Facebook announced that it plans to create 10,000 new jobs in the European Union over the next five years. This hiring is part of the company’s plan to build a digital world called the “metaverse.”
On Sunday, the company announced its plans to bring on highly skilled engineers. Facebook will focus its search on Germany, France, Italy, Poland, the Netherlands, Ireland, and Spain.
CEO Mark Zuckerberg first outlined his plans for the metaverse in July. It’s a digital world where people can interact in a 3D environment. Microsoft, Epic Games, and Roblox are all working on the metaverse as well.
Facebook moves into virtual reality
Facebook has been investing heavily in both virtual and augmented reality over the years. The company has already developed its Oculus VR headset, and it’s currently working on AR glasses and wristband technology.
In August, Facebook launched a beta test for a virtual reality remote work app. This app was supposed to be the company’s first step into the metaverse. Anyone that owns the Oculus Quest 2 can conduct virtual meetings and appear as avatars of themselves.
And as Facebook began working on the metaverse, it became apparent that it needed more engineers to bring the project to life. The company plans to work with governments across the EU to find the right recruits.
“As we begin the journey of bringing the metaverse to life, the need for highly specialized engineers is one of Facebook’s most pressing priorities,” Nick Clegg, Facebook’s head of global affairs, wrote in a blog post.
In the metaverse, users will buy virtual land, clothing, and other digital assets. They will pay for these items using cryptocurrencies. However, Facebook has acknowledged that no single company will own the metaverse.

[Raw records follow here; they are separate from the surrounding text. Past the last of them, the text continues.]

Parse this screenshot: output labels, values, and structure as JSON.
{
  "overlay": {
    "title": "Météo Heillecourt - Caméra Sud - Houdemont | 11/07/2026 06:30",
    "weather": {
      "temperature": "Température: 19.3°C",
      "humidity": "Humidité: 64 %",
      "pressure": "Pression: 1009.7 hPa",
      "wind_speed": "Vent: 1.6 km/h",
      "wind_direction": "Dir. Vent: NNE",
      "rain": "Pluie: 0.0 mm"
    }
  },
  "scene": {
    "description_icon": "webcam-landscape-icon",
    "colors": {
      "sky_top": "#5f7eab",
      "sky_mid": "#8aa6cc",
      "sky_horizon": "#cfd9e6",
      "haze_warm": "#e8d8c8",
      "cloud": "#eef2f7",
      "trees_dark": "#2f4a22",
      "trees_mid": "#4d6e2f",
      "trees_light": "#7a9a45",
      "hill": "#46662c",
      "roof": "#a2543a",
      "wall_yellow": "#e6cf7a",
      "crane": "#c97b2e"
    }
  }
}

“There’s not going to be specific metaverses to specific companies. There’s only going to be one metaverse,” said Tuong Nguyen, an analyst for Gartner. But concerns have arisen that Facebook and other large companies will end up monopolizing the metaverse.
Problems still persist for Facebook
However, it’s not all positive news for Facebook right now. Earlier this month, whistleblower Frances Haugen testified about internal documents she leaked before leaving her job at Facebook. Haugen accused the company of putting profits before people and ignoring data that Instagram is harmful to teenagers.
For three years, Facebook studied how Instagram affects teenagers, and in particular, teenage girls. Over 30% of teen girls said Instagram made them feel worse about themselves. And 14% of boys said the same thing.
Mark Zuckerberg denied these claims, but the anti-trust probes don’t look like they will end anytime soon. Haugen and another whistleblower are scheduled to testify before the U.K Parliament this month. And Haugen may appear in another parliament hearing in November.
In the meantime, the company is moving forward with its plans for the metaverse. Facebook has already committed $50 million to build the metaverse and test its remote work app.
“We look forward to working with governments across the EU to find the right people and the right markets to take this forward, as part of an upcoming recruitment drive across the region,” Clegg wrote.